404.1527(c); see SSR 96-2p; Hines v.
Barnhart, 453 F.3d 559, 563 (4th Cir. 2006). However,
the Fourth Circuit has not mandated an express discussion of
each factor, and another court in this district has held that
“an express discussion of each factor is not required
as long as the ALJ demonstrates that he applied the . . .
factors and provides good reasons for his decision.”
Hendrix v. Astrue, No. 1:09-cv-1283, 2010 WL
3448624, at *3 (D.S.C. Sept. 1, 2010); see §
404.1527(c)(2) (requiring ALJ to give “good
reasons” for weight given to treating physician’s
opinion). A district court will not disturb an ALJ’s
determination as to the weight to be assigned to a medical
opinion, including the opinion of a treating physician,
“absent some indication that the ALJ has dredged up
‘specious inconsistencies’ . . . or has not given
good reason for the weight afforded a particular
opinion.” Craft v. Apfel, 164 F.3d 624, 1998
WL 702296, at *2 (4th Cir. 1998) (per curiam) (unpublished
table decision) (internal citation omitted).
argues that the opinions of Dr. Desai and Dr. Agha are
supported by the evidence in Plaintiff’s medical
records and are therefore entitled to controlling weight
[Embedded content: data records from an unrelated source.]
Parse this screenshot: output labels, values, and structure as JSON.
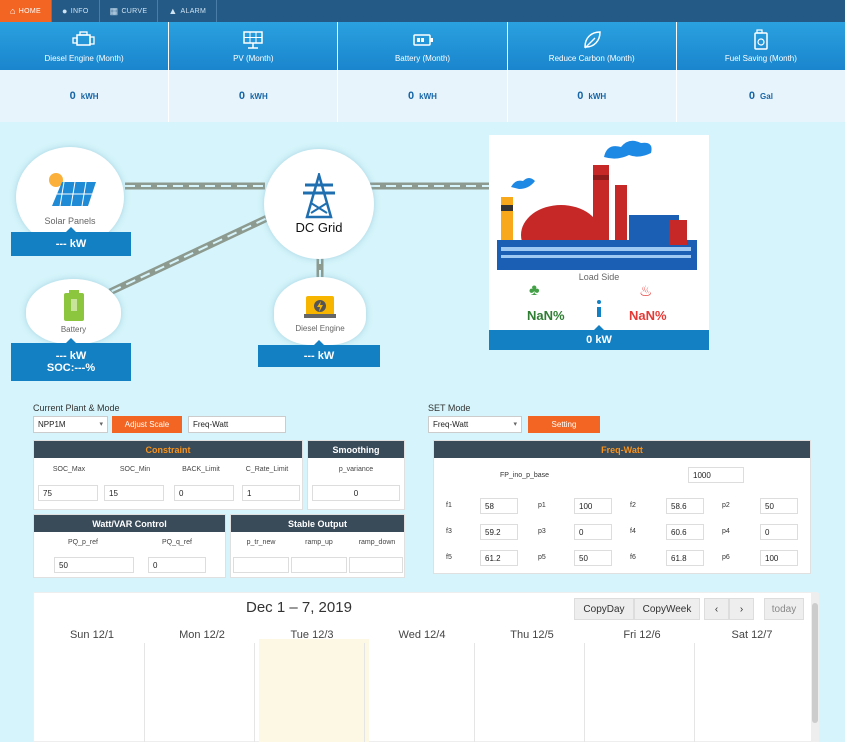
{
  "nav": {
    "tabs": [
      {
        "label": "HOME",
        "icon": "home-icon"
      },
      {
        "label": "INFO",
        "icon": "info-icon"
      },
      {
        "label": "CURVE",
        "icon": "chart-icon"
      },
      {
        "label": "ALARM",
        "icon": "warning-icon"
      }
    ]
  },
  "stats": [
    {
      "name": "Diesel Engine (Month)",
      "value": "0",
      "unit": "kWH",
      "icon": "engine-icon"
    },
    {
      "name": "PV (Month)",
      "value": "0",
      "unit": "kWH",
      "icon": "solar-panel-icon"
    },
    {
      "name": "Battery (Month)",
      "value": "0",
      "unit": "kWH",
      "icon": "battery-icon"
    },
    {
      "name": "Reduce Carbon (Month)",
      "value": "0",
      "unit": "kWH",
      "icon": "leaf-icon"
    },
    {
      "name": "Fuel Saving (Month)",
      "value": "0",
      "unit": "Gal",
      "icon": "fuel-can-icon"
    }
  ],
  "diagram": {
    "solar": {
      "label": "Solar Panels",
      "value": "--- kW"
    },
    "grid": {
      "label": "DC Grid"
    },
    "battery": {
      "label": "Battery",
      "value": "--- kW",
      "soc": "SOC:---%"
    },
    "diesel": {
      "label": "Diesel Engine",
      "value": "--- kW"
    },
    "load": {
      "label": "Load Side",
      "left_pct": "NaN%",
      "right_pct": "NaN%",
      "value": "0 kW"
    }
  },
  "plant": {
    "title": "Current Plant & Mode",
    "plant_value": "NPP1M",
    "adjust_label": "Adjust Scale",
    "mode_value": "Freq-Watt",
    "set_title": "SET Mode",
    "set_value": "Freq-Watt",
    "setting_label": "Setting"
  },
  "constraint": {
    "title": "Constraint",
    "cols": [
      "SOC_Max",
      "SOC_Min",
      "BACK_Limit",
      "C_Rate_Limit"
    ],
    "values": [
      "75",
      "15",
      "0",
      "1"
    ]
  },
  "smoothing": {
    "title": "Smoothing",
    "col": "p_variance",
    "value": "0"
  },
  "wattvar": {
    "title": "Watt/VAR Control",
    "cols": [
      "PQ_p_ref",
      "PQ_q_ref"
    ],
    "values": [
      "50",
      "0"
    ]
  },
  "stable": {
    "title": "Stable Output",
    "cols": [
      "p_tr_new",
      "ramp_up",
      "ramp_down"
    ]
  },
  "freqwatt": {
    "title": "Freq-Watt",
    "base_label": "FP_ino_p_base",
    "base_value": "1000",
    "rows": [
      [
        {
          "l": "f1",
          "v": "58"
        },
        {
          "l": "p1",
          "v": "100"
        },
        {
          "l": "f2",
          "v": "58.6"
        },
        {
          "l": "p2",
          "v": "50"
        }
      ],
      [
        {
          "l": "f3",
          "v": "59.2"
        },
        {
          "l": "p3",
          "v": "0"
        },
        {
          "l": "f4",
          "v": "60.6"
        },
        {
          "l": "p4",
          "v": "0"
        }
      ],
      [
        {
          "l": "f5",
          "v": "61.2"
        },
        {
          "l": "p5",
          "v": "50"
        },
        {
          "l": "f6",
          "v": "61.8"
        },
        {
          "l": "p6",
          "v": "100"
        }
      ]
    ]
  },
  "calendar": {
    "title": "Dec 1 – 7, 2019",
    "copyday": "CopyDay",
    "copyweek": "CopyWeek",
    "prev": "‹",
    "next": "›",
    "today": "today",
    "days": [
      "Sun 12/1",
      "Mon 12/2",
      "Tue 12/3",
      "Wed 12/4",
      "Thu 12/5",
      "Fri 12/6",
      "Sat 12/7"
    ]
  }
}
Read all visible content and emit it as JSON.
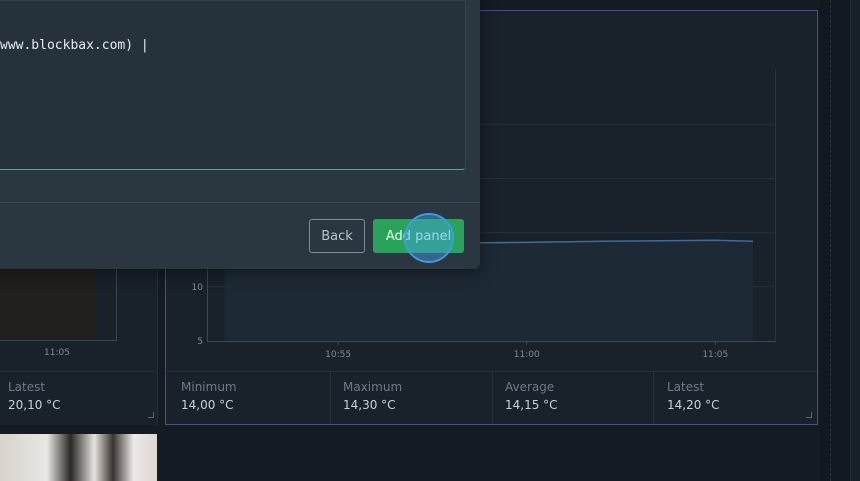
{
  "modal": {
    "code_text": "www.blockbax.com) |",
    "back_label": "Back",
    "add_label": "Add panel"
  },
  "left_widget": {
    "x_tick": "11:05",
    "stat_label": "Latest",
    "stat_value": "20,10 °C"
  },
  "chart_widget": {
    "stats": [
      {
        "label": "Minimum",
        "value": "14,00 °C"
      },
      {
        "label": "Maximum",
        "value": "14,30 °C"
      },
      {
        "label": "Average",
        "value": "14,15 °C"
      },
      {
        "label": "Latest",
        "value": "14,20 °C"
      }
    ]
  },
  "chart_data": {
    "type": "area",
    "x": [
      "10:52",
      "10:55",
      "10:57",
      "11:00",
      "11:02",
      "11:05",
      "11:06"
    ],
    "x_ticks": [
      "10:55",
      "11:00",
      "11:05"
    ],
    "y_ticks_visible": [
      "10",
      "5"
    ],
    "series": [
      {
        "values": [
          14.1,
          14.05,
          14.0,
          14.1,
          14.2,
          14.3,
          14.2
        ]
      }
    ],
    "ylim": [
      5,
      30
    ],
    "grid": true,
    "colors": {
      "line": "#3f6e93",
      "fill": "#1d2a36"
    }
  }
}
under SSR 96-2p. (ECF No. 23 at 1-2.) She briefly summarizes
the evidence that she considers to be consistent with their
opinions, but offers no further analysis. (Id.)
review, the Court finds that the ALJ’s assessment of
the opinions of Dr. Desai and Dr. Agha is supported by
substantial evidence. The ALJ thoroughly evaluated the
opinions of these doctors in her comprehensive twenty-two
page decision. (Tr. at 28-30.) The ALJ noted the factors she
needed to consider when analyzing the opinion of a treating
source and gave “good reasons” for her decision
to not give controlling weight to the opinions of Dr. Desai
and Dr. Agha. (Tr. at ...